Pharmaceutical products require rigorous testing and similar standards have not been in place for the marijuana drug industry.  Most people only want medical marijuana available in pharmacies rather than through upstart ganja-preneurs, or the tobacco industry, according to surveys.

Pressure from an industry group, Americans for Safe Access, has resulted in a deceptive campaign which suggests that innocent citizens go to jail and that opposition to medi-pot industry’s expansion represents a lack of compassion.

The Television Ads

The well-funded lobby effort, “Vote Medical Marijuana,” is running 30-second TV spots on MSNBC in Maryland and South Florida, the homes of two of the members who voted “no” to the Rohrabacher-Farr Amendment— Republican Andy Harris and Democrat Debbie Wasserman Schultz.  Over the past two years, the marijuana lobby has consistently threatened politicians who don’t vote with them.

Rep. Wasserman Schultz, who represents Miami, Florida, is keenly aware of the determination of the illegal drug traders in that region.  A 30-second ad against her alleges that Wasserman Schultz wants medical marijuana users to go to federal prison, while 88 percent of Floridians support legalizing access. The same man’s voice asks whether Wasserman Schultz is “out of touch” with Florida, and an image flashes across the screen of an elderly man and his wife, who has Amyotrophic Lateral Sclerosis, a fatal neurological disease.

(A  personal injury lawyer in Orlando, John Morgan, is funding a medical marijuana ballot vote in Florida, using $4 million of his own money to finance the initiative in November, 2014.)
We need to be aware that Americans for Safe Access is manipulating us and our children with deceptive suggestions.  The ad in Maryland claims that Rep. Harris’ vote on May 30th will result in sending Maryland’s patients to prison.  A voice says,  “Congressman Andy Harris thinks it’s OK for medical marijuana patients to go to federal prison, even though Maryland passed a medical marijuana bill in April. ” and then shows the image of a 4-year-old boy who suffers from epilepsy and his mother.

Community Anti-Drug Coalition of America explains the problem and suggests a solution to assure that the Rohrabacher-Farr Amendment is not considered in the Senate.    There’s  a simple form to notify your Senator of opposition.

Edible Pot Tricks Children
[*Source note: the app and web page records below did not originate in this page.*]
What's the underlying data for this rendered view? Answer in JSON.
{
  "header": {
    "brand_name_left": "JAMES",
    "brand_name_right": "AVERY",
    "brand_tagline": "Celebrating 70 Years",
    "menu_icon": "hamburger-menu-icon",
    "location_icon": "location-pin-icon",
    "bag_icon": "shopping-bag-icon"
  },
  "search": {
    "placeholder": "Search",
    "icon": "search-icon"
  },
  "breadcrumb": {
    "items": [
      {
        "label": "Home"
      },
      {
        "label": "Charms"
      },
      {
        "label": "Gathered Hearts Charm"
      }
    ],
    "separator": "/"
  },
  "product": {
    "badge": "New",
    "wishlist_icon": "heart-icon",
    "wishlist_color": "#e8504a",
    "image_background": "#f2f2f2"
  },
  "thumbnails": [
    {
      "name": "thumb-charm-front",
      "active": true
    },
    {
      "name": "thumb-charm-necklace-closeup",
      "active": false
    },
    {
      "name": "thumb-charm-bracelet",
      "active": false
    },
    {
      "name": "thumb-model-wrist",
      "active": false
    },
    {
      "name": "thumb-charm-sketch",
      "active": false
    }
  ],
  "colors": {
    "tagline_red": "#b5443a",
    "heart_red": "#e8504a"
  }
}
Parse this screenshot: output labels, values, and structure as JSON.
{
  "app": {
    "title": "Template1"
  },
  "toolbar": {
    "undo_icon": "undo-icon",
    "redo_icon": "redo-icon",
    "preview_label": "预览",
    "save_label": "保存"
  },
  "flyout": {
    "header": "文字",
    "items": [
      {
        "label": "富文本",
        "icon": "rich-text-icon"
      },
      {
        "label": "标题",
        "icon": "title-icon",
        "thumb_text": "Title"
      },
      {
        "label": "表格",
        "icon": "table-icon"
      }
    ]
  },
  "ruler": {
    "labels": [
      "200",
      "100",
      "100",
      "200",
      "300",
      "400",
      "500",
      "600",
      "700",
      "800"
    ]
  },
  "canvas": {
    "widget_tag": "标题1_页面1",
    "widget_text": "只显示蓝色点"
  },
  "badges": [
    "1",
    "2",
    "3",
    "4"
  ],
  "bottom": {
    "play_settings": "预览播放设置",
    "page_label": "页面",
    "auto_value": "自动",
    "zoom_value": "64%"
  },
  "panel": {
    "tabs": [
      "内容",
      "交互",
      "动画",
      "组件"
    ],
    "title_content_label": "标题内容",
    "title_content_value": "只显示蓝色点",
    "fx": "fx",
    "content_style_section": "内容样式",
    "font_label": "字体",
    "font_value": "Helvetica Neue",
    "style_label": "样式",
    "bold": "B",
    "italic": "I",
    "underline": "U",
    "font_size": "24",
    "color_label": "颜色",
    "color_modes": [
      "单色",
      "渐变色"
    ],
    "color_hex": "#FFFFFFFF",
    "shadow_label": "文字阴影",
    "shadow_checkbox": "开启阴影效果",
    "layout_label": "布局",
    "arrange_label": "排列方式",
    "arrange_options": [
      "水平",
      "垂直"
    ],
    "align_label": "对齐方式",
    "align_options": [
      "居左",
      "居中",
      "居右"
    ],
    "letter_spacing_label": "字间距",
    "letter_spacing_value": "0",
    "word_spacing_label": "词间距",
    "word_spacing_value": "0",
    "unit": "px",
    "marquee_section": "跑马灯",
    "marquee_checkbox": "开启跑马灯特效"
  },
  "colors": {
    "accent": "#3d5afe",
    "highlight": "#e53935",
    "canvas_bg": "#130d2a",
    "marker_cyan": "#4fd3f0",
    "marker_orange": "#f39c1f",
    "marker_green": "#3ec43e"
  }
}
In Colorado and California, marijuana entrepreneurs have used deceptive packaging which is enticing to youngsters.  Many candies look like children’s favorites, such Reese’s Peanut Butter Cups and Gummy Bears.  At least nine incidences of marijuana poisoning in children have occurred in Colorado this year.  The problem of pot candy is expanding to other states, as the word is out and a “ganja-preneurial” spirit spreads.

There’s a huge business behind pushing cookies, candies and edible forms of marijuana, considered to be safer than smoked or vaporized pot, but these products take longer to have an effect and often lead people to ingest larger amounts to get their “high.” Continue reading